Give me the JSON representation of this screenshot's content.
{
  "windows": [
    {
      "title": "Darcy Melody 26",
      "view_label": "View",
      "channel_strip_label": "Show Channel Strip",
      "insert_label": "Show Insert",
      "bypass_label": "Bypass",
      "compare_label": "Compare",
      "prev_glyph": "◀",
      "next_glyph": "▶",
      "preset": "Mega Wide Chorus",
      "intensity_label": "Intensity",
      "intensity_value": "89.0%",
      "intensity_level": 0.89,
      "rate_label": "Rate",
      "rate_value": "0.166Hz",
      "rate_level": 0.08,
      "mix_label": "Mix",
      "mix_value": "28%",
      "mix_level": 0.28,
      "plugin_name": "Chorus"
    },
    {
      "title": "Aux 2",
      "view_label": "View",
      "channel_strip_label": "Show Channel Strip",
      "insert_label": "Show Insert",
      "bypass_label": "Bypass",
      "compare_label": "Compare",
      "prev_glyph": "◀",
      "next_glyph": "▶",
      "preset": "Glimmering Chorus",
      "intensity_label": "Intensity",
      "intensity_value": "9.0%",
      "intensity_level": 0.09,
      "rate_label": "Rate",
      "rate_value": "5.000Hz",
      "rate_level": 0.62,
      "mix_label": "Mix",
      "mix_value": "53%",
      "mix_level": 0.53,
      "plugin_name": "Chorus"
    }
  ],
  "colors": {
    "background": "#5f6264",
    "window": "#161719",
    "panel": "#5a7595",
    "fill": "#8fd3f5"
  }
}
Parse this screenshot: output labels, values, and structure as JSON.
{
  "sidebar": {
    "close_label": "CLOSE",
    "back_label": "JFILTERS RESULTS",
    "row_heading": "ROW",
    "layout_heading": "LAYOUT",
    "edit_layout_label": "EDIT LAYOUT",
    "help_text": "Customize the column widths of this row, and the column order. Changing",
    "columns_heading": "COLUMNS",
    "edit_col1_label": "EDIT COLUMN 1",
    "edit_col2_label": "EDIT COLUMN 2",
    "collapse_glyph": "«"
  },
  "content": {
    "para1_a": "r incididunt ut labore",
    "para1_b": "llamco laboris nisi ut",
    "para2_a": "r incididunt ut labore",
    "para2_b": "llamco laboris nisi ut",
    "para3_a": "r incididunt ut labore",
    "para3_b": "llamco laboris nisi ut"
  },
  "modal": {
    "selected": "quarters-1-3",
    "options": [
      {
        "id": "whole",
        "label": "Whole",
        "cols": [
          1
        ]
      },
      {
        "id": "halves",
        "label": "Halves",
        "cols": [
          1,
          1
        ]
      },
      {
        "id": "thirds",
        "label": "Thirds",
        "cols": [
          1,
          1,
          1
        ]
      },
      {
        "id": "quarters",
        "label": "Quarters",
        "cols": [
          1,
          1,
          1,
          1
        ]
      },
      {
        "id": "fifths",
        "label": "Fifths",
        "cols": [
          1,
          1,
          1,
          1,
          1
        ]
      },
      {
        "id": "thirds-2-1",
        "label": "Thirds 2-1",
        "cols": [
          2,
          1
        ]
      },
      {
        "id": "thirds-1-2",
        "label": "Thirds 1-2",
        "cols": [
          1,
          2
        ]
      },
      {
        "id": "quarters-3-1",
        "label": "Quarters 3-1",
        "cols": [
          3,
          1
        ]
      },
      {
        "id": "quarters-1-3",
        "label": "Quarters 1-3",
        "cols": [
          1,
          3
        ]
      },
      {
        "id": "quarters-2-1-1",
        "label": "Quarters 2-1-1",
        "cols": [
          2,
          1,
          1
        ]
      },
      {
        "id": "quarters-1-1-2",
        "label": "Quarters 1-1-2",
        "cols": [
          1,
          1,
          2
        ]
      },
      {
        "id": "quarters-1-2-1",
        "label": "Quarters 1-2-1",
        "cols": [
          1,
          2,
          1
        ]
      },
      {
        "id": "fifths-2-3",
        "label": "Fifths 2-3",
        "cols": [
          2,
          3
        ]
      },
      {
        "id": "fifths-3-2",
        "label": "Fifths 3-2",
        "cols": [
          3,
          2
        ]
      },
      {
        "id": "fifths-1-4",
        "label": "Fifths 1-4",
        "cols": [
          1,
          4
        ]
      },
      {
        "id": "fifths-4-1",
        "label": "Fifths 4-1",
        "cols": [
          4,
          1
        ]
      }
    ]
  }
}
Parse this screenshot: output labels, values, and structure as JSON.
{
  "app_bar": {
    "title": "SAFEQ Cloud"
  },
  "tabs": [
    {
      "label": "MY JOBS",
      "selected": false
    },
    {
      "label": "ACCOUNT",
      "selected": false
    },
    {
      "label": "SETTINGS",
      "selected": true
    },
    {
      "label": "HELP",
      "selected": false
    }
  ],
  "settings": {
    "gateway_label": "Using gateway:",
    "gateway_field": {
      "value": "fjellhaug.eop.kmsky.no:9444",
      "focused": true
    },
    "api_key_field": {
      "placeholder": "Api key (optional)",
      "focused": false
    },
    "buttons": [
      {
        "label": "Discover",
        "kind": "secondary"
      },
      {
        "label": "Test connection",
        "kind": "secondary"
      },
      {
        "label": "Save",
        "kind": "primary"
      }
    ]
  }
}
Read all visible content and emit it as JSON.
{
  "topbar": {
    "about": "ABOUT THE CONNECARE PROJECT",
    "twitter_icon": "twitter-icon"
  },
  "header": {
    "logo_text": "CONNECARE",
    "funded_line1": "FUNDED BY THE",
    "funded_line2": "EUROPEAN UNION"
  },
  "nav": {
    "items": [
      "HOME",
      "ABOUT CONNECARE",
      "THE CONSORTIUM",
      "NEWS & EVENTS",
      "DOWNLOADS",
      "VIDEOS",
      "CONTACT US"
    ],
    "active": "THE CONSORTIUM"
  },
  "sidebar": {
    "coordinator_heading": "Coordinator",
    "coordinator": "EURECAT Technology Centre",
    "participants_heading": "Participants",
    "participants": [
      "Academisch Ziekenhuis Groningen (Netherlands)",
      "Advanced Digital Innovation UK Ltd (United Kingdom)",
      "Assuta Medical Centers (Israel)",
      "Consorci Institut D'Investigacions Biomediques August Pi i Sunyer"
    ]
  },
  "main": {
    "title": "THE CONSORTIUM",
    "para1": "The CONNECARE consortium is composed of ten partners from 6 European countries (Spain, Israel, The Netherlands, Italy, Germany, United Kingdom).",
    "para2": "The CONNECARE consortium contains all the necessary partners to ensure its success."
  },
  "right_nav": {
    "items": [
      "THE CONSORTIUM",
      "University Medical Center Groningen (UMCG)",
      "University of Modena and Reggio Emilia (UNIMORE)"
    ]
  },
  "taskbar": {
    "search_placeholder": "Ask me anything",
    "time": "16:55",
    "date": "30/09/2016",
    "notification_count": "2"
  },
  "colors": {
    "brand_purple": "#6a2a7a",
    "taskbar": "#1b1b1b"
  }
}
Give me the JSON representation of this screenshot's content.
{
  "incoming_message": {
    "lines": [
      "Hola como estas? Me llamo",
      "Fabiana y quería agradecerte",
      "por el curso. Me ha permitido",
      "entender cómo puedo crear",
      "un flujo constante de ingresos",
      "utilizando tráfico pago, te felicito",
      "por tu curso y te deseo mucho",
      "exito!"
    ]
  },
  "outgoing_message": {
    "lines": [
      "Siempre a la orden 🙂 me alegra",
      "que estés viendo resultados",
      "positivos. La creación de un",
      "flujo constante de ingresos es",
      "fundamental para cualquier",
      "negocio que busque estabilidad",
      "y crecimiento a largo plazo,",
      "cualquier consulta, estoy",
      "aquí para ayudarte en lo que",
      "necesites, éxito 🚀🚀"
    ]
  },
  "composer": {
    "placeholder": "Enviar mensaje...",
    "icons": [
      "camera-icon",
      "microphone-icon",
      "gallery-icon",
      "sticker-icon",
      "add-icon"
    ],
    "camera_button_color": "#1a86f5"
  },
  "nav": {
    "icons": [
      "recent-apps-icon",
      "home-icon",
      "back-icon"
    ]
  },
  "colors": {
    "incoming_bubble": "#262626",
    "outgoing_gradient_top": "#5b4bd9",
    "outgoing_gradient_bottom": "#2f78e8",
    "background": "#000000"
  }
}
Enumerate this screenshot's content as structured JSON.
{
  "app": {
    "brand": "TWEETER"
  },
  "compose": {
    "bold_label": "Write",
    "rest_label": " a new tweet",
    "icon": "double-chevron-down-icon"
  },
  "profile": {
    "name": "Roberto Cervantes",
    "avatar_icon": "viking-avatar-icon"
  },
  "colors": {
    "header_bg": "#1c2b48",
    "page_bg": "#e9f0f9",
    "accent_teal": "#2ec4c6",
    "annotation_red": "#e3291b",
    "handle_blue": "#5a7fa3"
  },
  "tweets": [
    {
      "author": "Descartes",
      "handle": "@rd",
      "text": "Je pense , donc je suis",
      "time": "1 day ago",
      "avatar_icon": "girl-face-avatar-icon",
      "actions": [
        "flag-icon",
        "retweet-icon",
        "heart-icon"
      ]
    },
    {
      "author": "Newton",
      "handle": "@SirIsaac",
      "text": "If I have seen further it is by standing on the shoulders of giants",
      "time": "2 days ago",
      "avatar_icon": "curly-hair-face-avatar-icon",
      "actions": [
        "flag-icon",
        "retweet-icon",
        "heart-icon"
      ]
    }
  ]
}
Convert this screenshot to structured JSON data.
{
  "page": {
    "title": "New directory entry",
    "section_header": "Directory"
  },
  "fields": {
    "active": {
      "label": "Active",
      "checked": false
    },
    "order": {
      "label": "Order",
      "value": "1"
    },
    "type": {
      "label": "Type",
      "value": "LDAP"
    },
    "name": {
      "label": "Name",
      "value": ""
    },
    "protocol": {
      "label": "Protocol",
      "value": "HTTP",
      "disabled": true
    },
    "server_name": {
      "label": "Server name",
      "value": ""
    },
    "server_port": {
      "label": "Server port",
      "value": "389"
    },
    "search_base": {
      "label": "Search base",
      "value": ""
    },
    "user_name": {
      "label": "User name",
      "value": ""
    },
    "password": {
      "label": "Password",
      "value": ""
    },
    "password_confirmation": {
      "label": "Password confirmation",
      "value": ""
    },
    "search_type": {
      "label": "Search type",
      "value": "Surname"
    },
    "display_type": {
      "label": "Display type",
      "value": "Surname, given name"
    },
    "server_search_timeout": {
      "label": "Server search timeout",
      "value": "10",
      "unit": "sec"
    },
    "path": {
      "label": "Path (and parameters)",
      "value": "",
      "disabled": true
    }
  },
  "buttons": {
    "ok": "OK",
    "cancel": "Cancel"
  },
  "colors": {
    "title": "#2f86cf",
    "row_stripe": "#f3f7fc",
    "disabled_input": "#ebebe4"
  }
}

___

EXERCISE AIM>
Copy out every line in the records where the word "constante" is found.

EXERCISE RESULT>
      "un flujo constante de ingresos",
      "flujo constante de ingresos es",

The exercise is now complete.